Source records
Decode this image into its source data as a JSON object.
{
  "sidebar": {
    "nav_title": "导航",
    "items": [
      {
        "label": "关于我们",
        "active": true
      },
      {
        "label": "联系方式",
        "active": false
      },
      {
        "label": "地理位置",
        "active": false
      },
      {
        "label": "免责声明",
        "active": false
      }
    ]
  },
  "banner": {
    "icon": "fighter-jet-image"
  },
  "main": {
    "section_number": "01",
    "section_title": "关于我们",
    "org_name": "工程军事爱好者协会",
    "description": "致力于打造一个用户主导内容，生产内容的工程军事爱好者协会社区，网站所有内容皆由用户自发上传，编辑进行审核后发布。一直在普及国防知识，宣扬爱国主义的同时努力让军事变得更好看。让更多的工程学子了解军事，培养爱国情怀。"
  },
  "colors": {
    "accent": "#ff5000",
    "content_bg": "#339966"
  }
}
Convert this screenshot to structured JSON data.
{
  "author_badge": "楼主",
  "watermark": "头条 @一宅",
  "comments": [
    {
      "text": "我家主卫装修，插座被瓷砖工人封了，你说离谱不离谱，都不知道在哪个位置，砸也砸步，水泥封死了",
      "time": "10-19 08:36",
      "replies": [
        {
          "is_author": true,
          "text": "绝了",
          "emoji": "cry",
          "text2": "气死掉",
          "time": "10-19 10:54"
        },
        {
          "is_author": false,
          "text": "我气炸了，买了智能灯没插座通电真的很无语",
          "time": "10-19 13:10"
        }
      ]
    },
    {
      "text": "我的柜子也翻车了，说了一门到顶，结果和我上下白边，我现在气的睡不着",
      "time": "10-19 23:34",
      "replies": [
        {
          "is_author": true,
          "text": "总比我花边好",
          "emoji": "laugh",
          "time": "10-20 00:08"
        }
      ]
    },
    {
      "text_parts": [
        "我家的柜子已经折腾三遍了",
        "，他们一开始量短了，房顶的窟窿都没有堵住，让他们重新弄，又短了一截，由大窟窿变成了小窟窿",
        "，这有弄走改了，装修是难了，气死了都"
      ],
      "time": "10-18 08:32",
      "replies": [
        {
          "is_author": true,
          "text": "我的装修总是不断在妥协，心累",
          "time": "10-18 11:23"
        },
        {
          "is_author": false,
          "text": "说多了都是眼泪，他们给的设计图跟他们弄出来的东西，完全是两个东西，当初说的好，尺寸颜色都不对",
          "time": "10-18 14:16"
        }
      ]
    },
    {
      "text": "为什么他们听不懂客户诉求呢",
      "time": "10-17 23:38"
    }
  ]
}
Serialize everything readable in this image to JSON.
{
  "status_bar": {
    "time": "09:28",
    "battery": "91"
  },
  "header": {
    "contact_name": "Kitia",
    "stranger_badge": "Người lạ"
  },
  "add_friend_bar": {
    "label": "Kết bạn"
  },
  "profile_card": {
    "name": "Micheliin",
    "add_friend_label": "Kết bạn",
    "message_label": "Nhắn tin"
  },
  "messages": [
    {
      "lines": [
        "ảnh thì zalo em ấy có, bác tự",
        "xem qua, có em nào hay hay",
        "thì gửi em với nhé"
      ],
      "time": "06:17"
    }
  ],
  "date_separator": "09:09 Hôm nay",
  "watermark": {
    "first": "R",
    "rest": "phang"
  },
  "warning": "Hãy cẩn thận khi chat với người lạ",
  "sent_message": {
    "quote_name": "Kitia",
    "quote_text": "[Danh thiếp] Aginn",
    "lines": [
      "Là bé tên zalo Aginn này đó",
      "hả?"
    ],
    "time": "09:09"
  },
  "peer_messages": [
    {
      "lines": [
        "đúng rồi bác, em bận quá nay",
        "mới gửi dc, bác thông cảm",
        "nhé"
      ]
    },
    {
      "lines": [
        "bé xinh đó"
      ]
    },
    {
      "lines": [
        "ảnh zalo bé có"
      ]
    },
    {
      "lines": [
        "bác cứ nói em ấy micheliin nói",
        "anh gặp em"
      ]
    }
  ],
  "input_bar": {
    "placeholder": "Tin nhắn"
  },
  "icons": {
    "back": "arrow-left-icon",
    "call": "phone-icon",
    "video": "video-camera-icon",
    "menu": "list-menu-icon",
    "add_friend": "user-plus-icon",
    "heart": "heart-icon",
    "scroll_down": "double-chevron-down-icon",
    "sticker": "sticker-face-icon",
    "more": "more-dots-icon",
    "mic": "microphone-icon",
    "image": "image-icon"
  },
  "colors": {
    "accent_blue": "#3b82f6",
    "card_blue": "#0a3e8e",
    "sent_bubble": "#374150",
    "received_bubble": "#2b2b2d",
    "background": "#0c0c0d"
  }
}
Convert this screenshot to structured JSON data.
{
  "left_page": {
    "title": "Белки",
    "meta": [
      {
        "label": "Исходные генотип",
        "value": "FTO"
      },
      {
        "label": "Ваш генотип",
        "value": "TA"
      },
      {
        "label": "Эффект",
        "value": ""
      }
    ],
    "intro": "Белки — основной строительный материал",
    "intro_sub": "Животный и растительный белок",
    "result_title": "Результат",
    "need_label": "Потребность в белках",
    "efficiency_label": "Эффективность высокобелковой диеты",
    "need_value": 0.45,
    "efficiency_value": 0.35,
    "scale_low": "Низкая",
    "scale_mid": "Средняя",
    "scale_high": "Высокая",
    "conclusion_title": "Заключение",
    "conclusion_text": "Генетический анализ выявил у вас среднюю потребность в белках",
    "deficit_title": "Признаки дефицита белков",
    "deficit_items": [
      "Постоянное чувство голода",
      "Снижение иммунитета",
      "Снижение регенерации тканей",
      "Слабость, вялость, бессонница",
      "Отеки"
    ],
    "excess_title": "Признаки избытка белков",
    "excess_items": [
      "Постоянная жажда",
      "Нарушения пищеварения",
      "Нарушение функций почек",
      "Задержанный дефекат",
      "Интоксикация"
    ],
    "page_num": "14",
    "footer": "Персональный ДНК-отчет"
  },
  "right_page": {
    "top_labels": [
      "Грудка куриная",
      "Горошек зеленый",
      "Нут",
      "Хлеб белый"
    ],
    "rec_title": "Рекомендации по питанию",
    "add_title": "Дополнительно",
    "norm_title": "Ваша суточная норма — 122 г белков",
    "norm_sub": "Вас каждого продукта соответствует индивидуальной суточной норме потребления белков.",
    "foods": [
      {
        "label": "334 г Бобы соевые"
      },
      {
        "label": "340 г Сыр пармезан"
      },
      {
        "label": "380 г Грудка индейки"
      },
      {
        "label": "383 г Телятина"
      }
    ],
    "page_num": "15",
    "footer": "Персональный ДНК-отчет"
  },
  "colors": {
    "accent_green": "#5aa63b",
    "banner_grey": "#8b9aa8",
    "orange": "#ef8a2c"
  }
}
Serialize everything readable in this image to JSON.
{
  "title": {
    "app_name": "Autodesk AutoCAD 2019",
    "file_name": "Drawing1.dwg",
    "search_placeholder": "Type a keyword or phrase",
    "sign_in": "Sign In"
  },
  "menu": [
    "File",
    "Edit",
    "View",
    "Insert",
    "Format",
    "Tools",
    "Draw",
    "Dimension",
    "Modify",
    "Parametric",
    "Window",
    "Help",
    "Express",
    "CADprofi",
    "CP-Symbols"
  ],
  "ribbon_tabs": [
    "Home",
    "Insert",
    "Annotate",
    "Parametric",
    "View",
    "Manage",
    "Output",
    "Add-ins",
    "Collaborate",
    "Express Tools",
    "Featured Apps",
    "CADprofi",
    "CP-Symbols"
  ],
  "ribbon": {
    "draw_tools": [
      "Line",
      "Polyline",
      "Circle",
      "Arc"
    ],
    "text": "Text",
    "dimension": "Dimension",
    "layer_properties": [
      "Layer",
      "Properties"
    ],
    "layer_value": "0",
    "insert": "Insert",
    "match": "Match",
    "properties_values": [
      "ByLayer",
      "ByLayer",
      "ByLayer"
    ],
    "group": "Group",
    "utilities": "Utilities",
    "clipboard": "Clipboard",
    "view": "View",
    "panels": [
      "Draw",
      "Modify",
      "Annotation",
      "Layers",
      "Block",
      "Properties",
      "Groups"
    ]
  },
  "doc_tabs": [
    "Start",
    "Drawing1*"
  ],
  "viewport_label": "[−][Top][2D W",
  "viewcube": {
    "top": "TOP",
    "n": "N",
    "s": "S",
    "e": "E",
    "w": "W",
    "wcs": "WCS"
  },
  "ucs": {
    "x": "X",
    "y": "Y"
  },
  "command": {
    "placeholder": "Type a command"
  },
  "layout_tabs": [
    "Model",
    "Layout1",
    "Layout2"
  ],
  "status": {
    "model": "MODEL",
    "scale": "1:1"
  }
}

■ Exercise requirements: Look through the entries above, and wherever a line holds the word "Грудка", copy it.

■ Response for this exercise:
      "Грудка куриная",
        "label": "380 г Грудка индейки"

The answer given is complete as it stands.